Python's statsmodels implemented a class that computes all sorts of weighted statistics including the standard deviation and standard error (method under the name std_mean here in their source code. As we can see from their implementation, they use either a biased estimation of the standard error if the degres of freedom is equal to $$0$$ like so:

$$se= \frac{\sigma_w}{\sqrt{\sum_i^n w_i-1}}$$

or an unbiased estimator of the standard error (which is your case) if the degres of freedom parameter is given which activates a condition to apply a degres of freedom correction to the standard deviation first like so:

$$\sigma_w \leftarrow \sigma_w \times \sqrt{\frac{\sum_i^n w_i- ddof}{\sum_i^n w_i}}$$

For $$ddof=1$$ and if you plugin the new value of the corrected $$\sigma_w$$ in the biased estimation of the standard error, then you get the formula for the unbiased estimation of the standard error of the weighted mean $$se = \sigma_w/\sqrt{\sum_i^n w_i}$$

Here's how to numerically verify your estimators using manual definitions vs statsmodels's implementation if you use python:

# make sure you install statsmodels using pip install statsmodels
import numpy as np
from statsmodels.stats.weightstats import DescrStatsW

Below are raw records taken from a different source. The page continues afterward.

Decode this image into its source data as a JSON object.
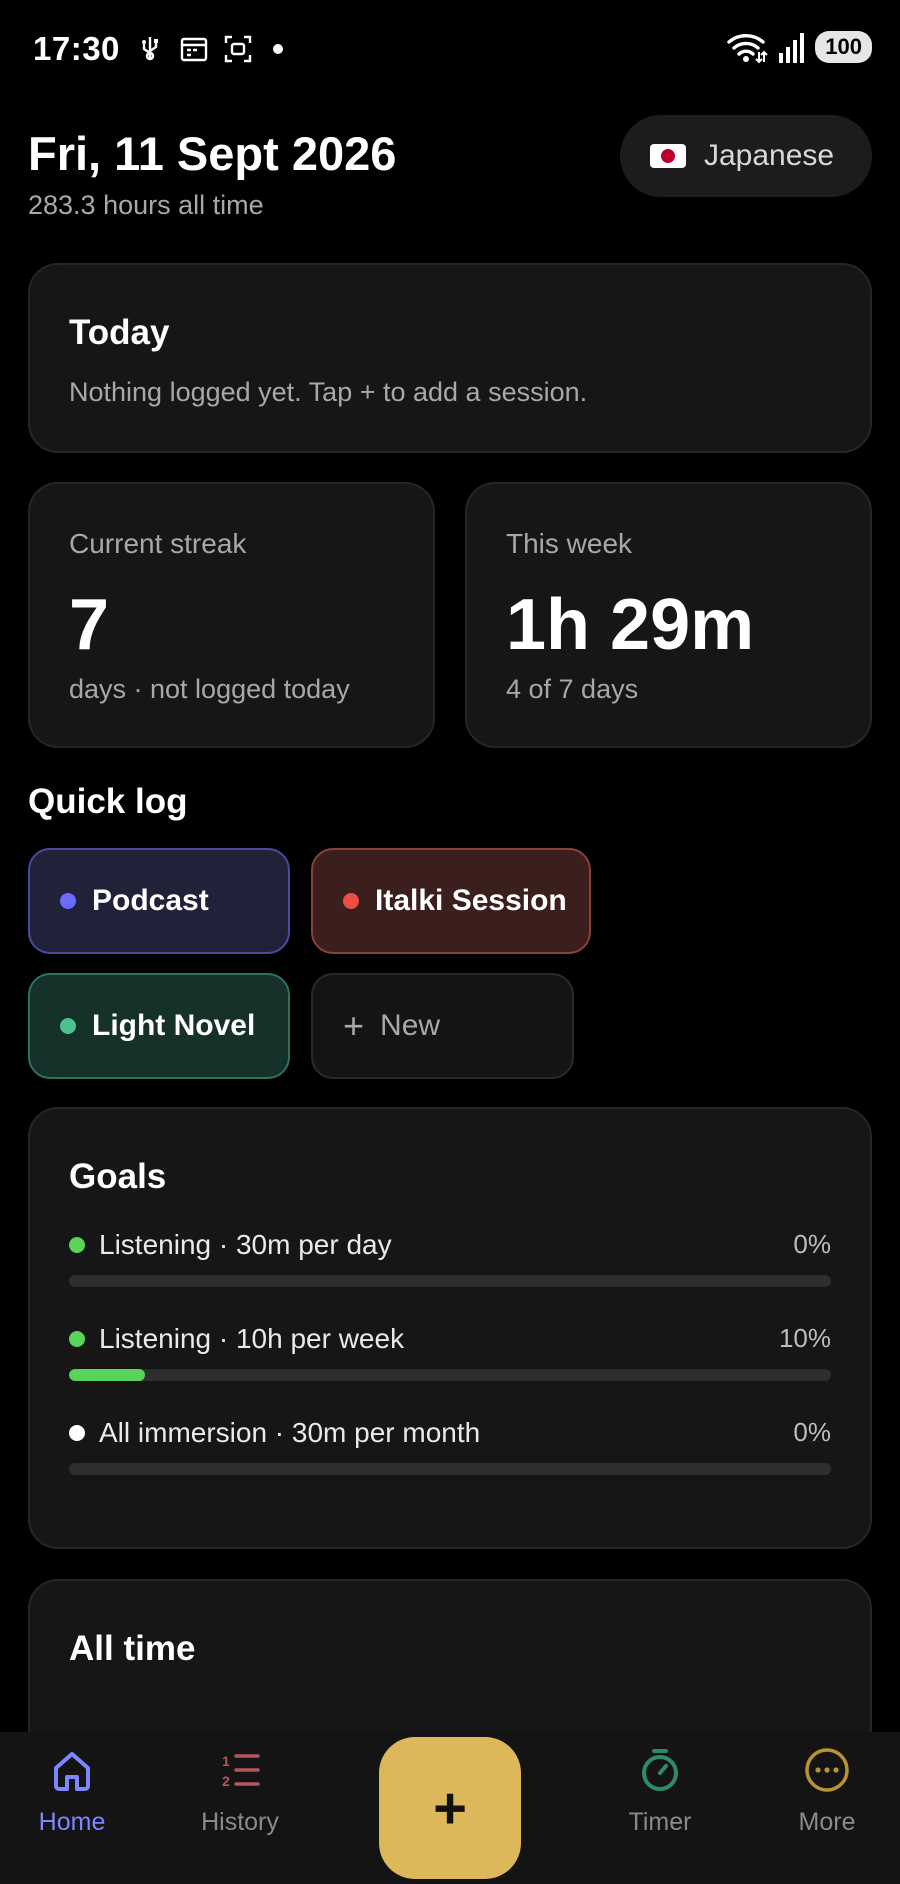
{
  "status_bar": {
    "time": "17:30",
    "battery": "100",
    "icons": [
      "usb-icon",
      "calendar-icon",
      "screenshot-icon",
      "notification-dot",
      "wifi-icon",
      "signal-icon",
      "battery-icon"
    ]
  },
  "header": {
    "date": "Fri, 11 Sept 2026",
    "total_hours": "283.3 hours all time",
    "language": "Japanese",
    "language_flag": "japan-flag-icon"
  },
  "today": {
    "title": "Today",
    "message": "Nothing logged yet. Tap + to add a session."
  },
  "stats": {
    "streak": {
      "label": "Current streak",
      "value": "7",
      "sub": "days · not logged today"
    },
    "week": {
      "label": "This week",
      "value": "1h 29m",
      "sub": "4 of 7 days"
    }
  },
  "quick_log": {
    "title": "Quick log",
    "chips": [
      {
        "label": "Podcast",
        "color": "#6b6bff"
      },
      {
        "label": "Italki Session",
        "color": "#ee4d45"
      },
      {
        "label": "Light Novel",
        "color": "#4cc18f"
      }
    ],
    "new_label": "New"
  },
  "goals": {
    "title": "Goals",
    "items": [
      {
        "label": "Listening · 30m per day",
        "pct": "0%",
        "progress": 0,
        "color": "#5ad35a"
      },
      {
        "label": "Listening · 10h per week",
        "pct": "10%",
        "progress": 0.1,
        "color": "#5ad35a"
      },
      {
        "label": "All immersion · 30m per month",
        "pct": "0%",
        "progress": 0,
        "color": "#ffffff"
      }
    ]
  },
  "all_time": {
    "title": "All time"
  },
  "nav": {
    "home": "Home",
    "history": "History",
    "timer": "Timer",
    "more": "More",
    "fab_label": "+",
    "accent_home": "#7f86ff",
    "fab_color": "#dcb85a"
  }
}
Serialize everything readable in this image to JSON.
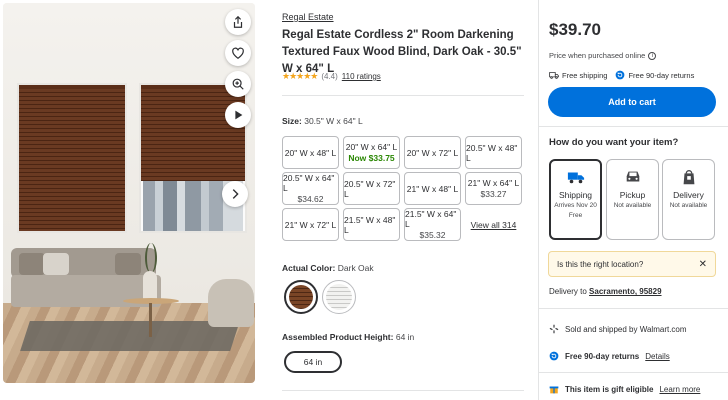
{
  "product": {
    "brand": "Regal Estate",
    "title": "Regal Estate Cordless 2\" Room Darkening Textured Faux Wood Blind, Dark Oak - 30.5\" W x 64\" L",
    "rating_stars": "★★★★★",
    "rating_value": "(4.4)",
    "rating_count": "110 ratings"
  },
  "gallery": {
    "icons": [
      "share-icon",
      "heart-icon",
      "zoom-icon",
      "play-icon",
      "chevron-right-icon"
    ]
  },
  "size": {
    "label": "Size:",
    "selected": "30.5\" W x 64\" L",
    "options": [
      {
        "name": "20\" W x 48\" L",
        "price": ""
      },
      {
        "name": "20\" W x 64\" L",
        "price": "Now $33.75",
        "now": true
      },
      {
        "name": "20\" W x 72\" L",
        "price": ""
      },
      {
        "name": "20.5\" W x 48\" L",
        "price": ""
      },
      {
        "name": "20.5\" W x 64\" L",
        "price": "$34.62"
      },
      {
        "name": "20.5\" W x 72\" L",
        "price": ""
      },
      {
        "name": "21\" W x 48\" L",
        "price": ""
      },
      {
        "name": "21\" W x 64\" L",
        "price": "$33.27"
      },
      {
        "name": "21\" W x 72\" L",
        "price": ""
      },
      {
        "name": "21.5\" W x 48\" L",
        "price": ""
      },
      {
        "name": "21.5\" W x 64\" L",
        "price": "$35.32"
      }
    ],
    "view_all": "View all 314"
  },
  "color": {
    "label": "Actual Color:",
    "selected": "Dark Oak",
    "swatches": [
      "Dark Oak",
      "White"
    ]
  },
  "height": {
    "label": "Assembled Product Height:",
    "selected": "64 in",
    "option": "64 in"
  },
  "buybox": {
    "price": "$39.70",
    "price_note": "Price when purchased online",
    "free_shipping": "Free shipping",
    "free_returns": "Free 90-day returns",
    "add_to_cart": "Add to cart",
    "how_heading": "How do you want your item?",
    "fulfillment": [
      {
        "title": "Shipping",
        "sub1": "Arrives Nov 20",
        "sub2": "Free"
      },
      {
        "title": "Pickup",
        "sub1": "Not available",
        "sub2": ""
      },
      {
        "title": "Delivery",
        "sub1": "Not available",
        "sub2": ""
      }
    ],
    "location_prompt": "Is this the right location?",
    "delivery_to": "Delivery to",
    "location": "Sacramento, 95829",
    "sold_by": "Sold and shipped by Walmart.com",
    "returns": "Free 90-day returns",
    "details": "Details",
    "gift": "This item is gift eligible",
    "learn_more": "Learn more"
  },
  "colors": {
    "accent": "#0071dc",
    "now_price": "#2a8703",
    "star": "#f4a51c"
  }
}
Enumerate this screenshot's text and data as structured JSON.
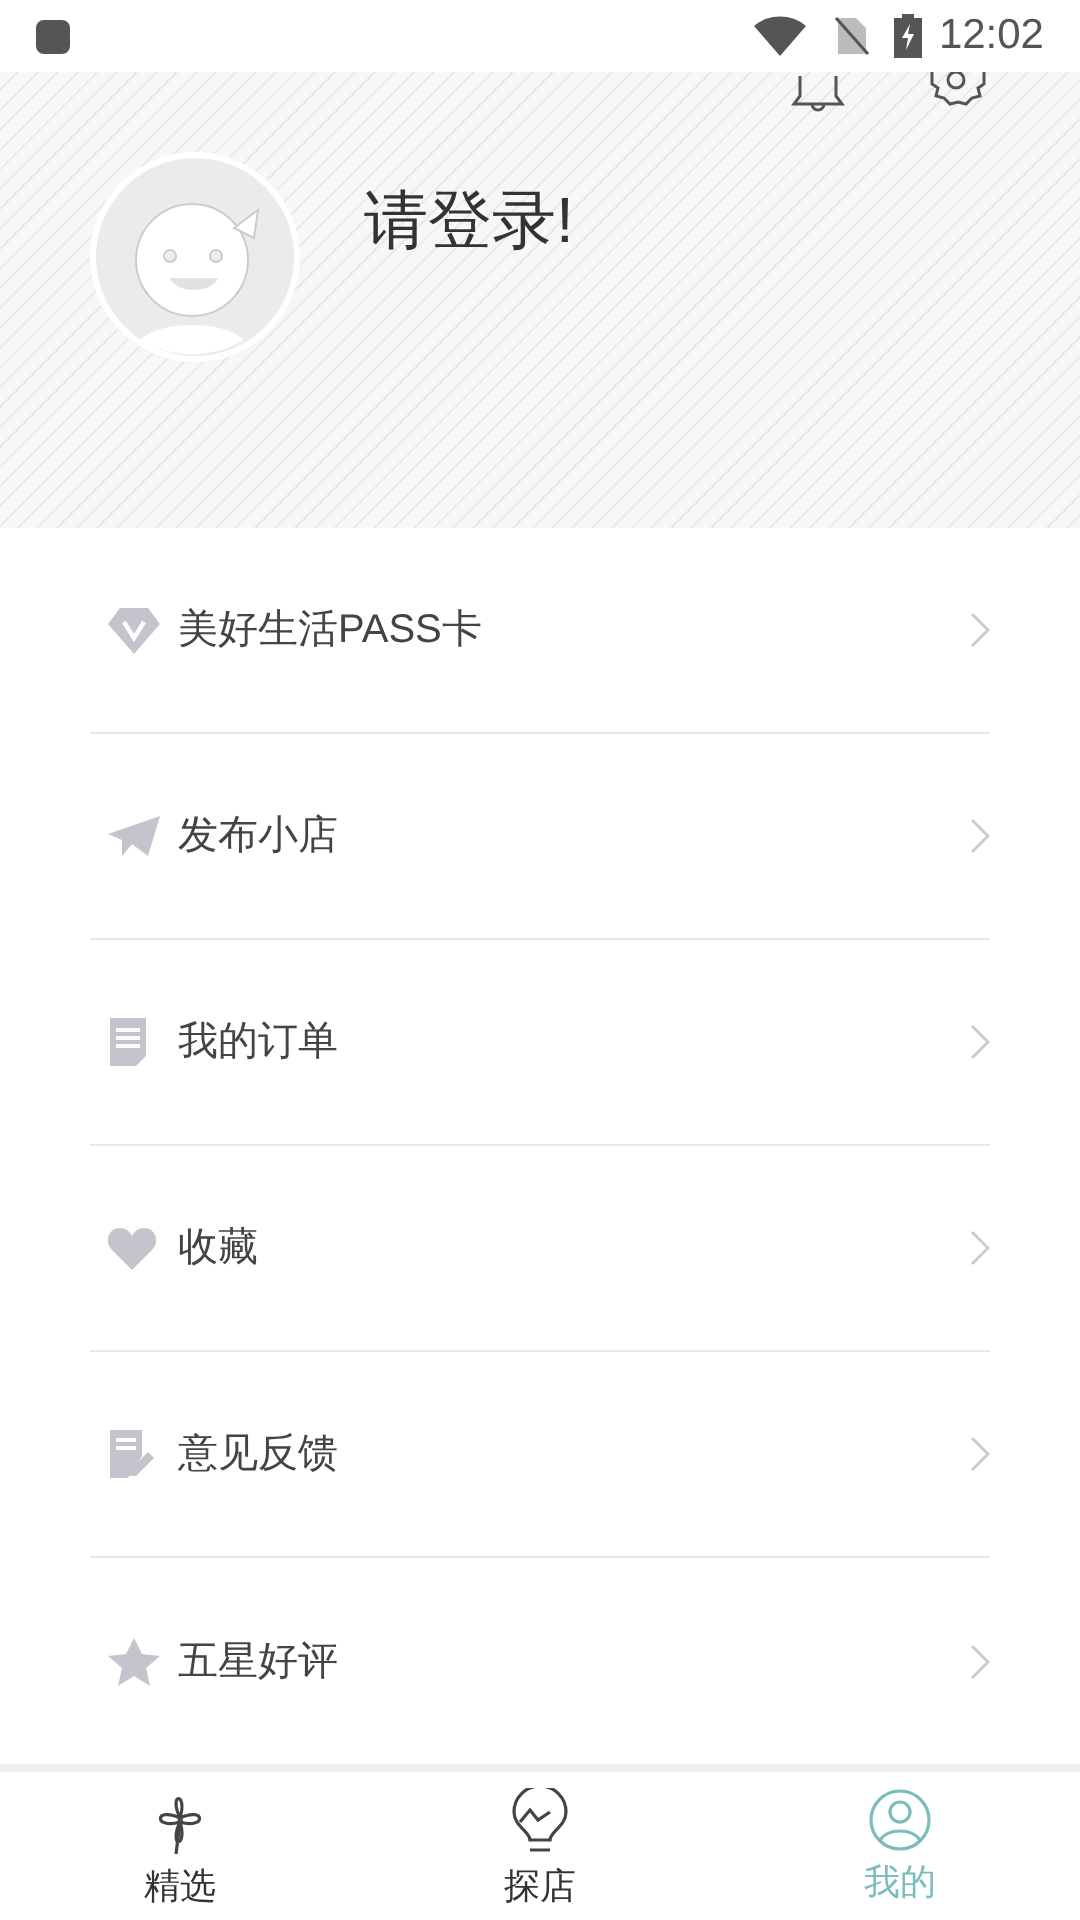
{
  "status_bar": {
    "time": "12:02"
  },
  "header": {
    "login_prompt": "请登录!"
  },
  "menu": [
    {
      "label": "美好生活PASS卡"
    },
    {
      "label": "发布小店"
    },
    {
      "label": "我的订单"
    },
    {
      "label": "收藏"
    },
    {
      "label": "意见反馈"
    },
    {
      "label": "五星好评"
    }
  ],
  "tabs": [
    {
      "label": "精选",
      "selected": false
    },
    {
      "label": "探店",
      "selected": false
    },
    {
      "label": "我的",
      "selected": true
    }
  ]
}
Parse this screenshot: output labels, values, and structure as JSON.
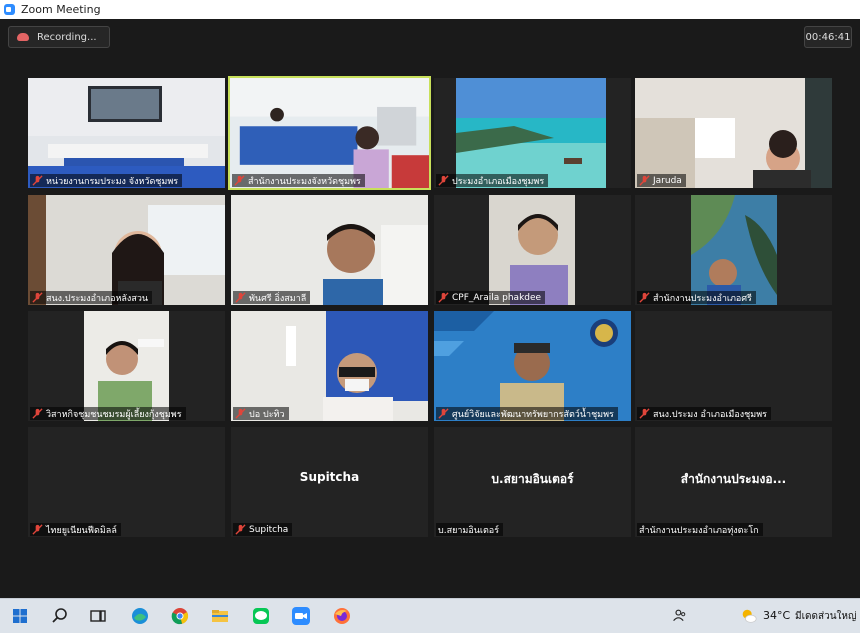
{
  "window": {
    "title": "Zoom Meeting"
  },
  "meeting": {
    "recording_label": "Recording...",
    "elapsed": "00:46:41"
  },
  "tiles": [
    {
      "label": "หน่วยงานกรมประมง จังหวัดชุมพร",
      "muted": true
    },
    {
      "label": "สำนักงานประมงจังหวัดชุมพร",
      "muted": true,
      "active_speaker": true
    },
    {
      "label": "ประมงอำเภอเมืองชุมพร",
      "muted": true
    },
    {
      "label": "Jaruda",
      "muted": true
    },
    {
      "label": "สนง.ประมงอำเภอหลังสวน",
      "muted": true
    },
    {
      "label": "พันศรี อิ่งสมาลี",
      "muted": true
    },
    {
      "label": "CPF_Araila phakdee",
      "muted": true
    },
    {
      "label": "สำนักงานประมงอำเภอศรี",
      "muted": true
    },
    {
      "label": "วิสาหกิจชุมชนชมรมผู้เลี้ยงกุ้งชุมพร",
      "muted": true
    },
    {
      "label": "ปอ ปะทิว",
      "muted": true
    },
    {
      "label": "ศูนย์วิจัยและพัฒนาทรัพยากรสัตว์น้ำชุมพร",
      "muted": true
    },
    {
      "label": "สนง.ประมง อำเภอเมืองชุมพร",
      "muted": true
    },
    {
      "label": "ไทยยูเนียนฟีดมิลล์",
      "muted": true,
      "display_name": ""
    },
    {
      "label": "Supitcha",
      "muted": true,
      "display_name": "Supitcha"
    },
    {
      "label": "บ.สยามอินเตอร์",
      "muted": false,
      "display_name": "บ.สยามอินเตอร์"
    },
    {
      "label": "สำนักงานประมงอำเภอทุ่งตะโก",
      "muted": false,
      "display_name": "สำนักงานประมงอ..."
    }
  ],
  "taskbar": {
    "apps": [
      "windows-start",
      "search",
      "task-view",
      "edge",
      "chrome",
      "file-explorer",
      "line",
      "zoom",
      "firefox"
    ],
    "weather": {
      "temp": "34°C",
      "place": "มีเดดส่วนใหญ่"
    }
  },
  "colors": {
    "active_speaker_border": "#c8e05a",
    "mute_icon": "#e0453a",
    "zoom_blue": "#2d8cff"
  }
}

# define the x measurements and their weights
x = np.array([10, 12, 15.2, 12.5, 11])
w = np.array([100, 120, 108, 80, 98])

# calculate the unbiased estimators of avg, std and se (with ddof=1)
sum_w = np.sum(w)
avg_w = np.sum(w * x) / sum_w
std_w = np.sqrt(np.sum(w*(x-avg_w)**2) / (sum_w-1))
se_w = std_w / np.sqrt(sum_w)

# calculate the weighted stats using scipy's formula (with ddof=1)
weighted_stats = DescrStatsW(x, weights=w, ddof=1)

print('manual weighted avg = %0.5f' %avg_w)
print('manual weighted std = %0.5f' %std_w)
print('manual weighted se = %0.5f' %se_w)
print('statsmodels weighted avg = %0.5f' %weighted_stats.mean)
print('statsmodels weighted std = %0.5f' %weighted_stats.std)
print('statsmodels weighted se = %0.5f' %weighted_stats.std_mean)

>>> OUTPUT:
manual weighted avg = 12.17312
manual weighted std = 1.78484
manual weighted se = 0.07935
statsmodels weighted avg = 12.17312
statsmodels weighted std = 1.78484
statsmodels weighted se = 0.07935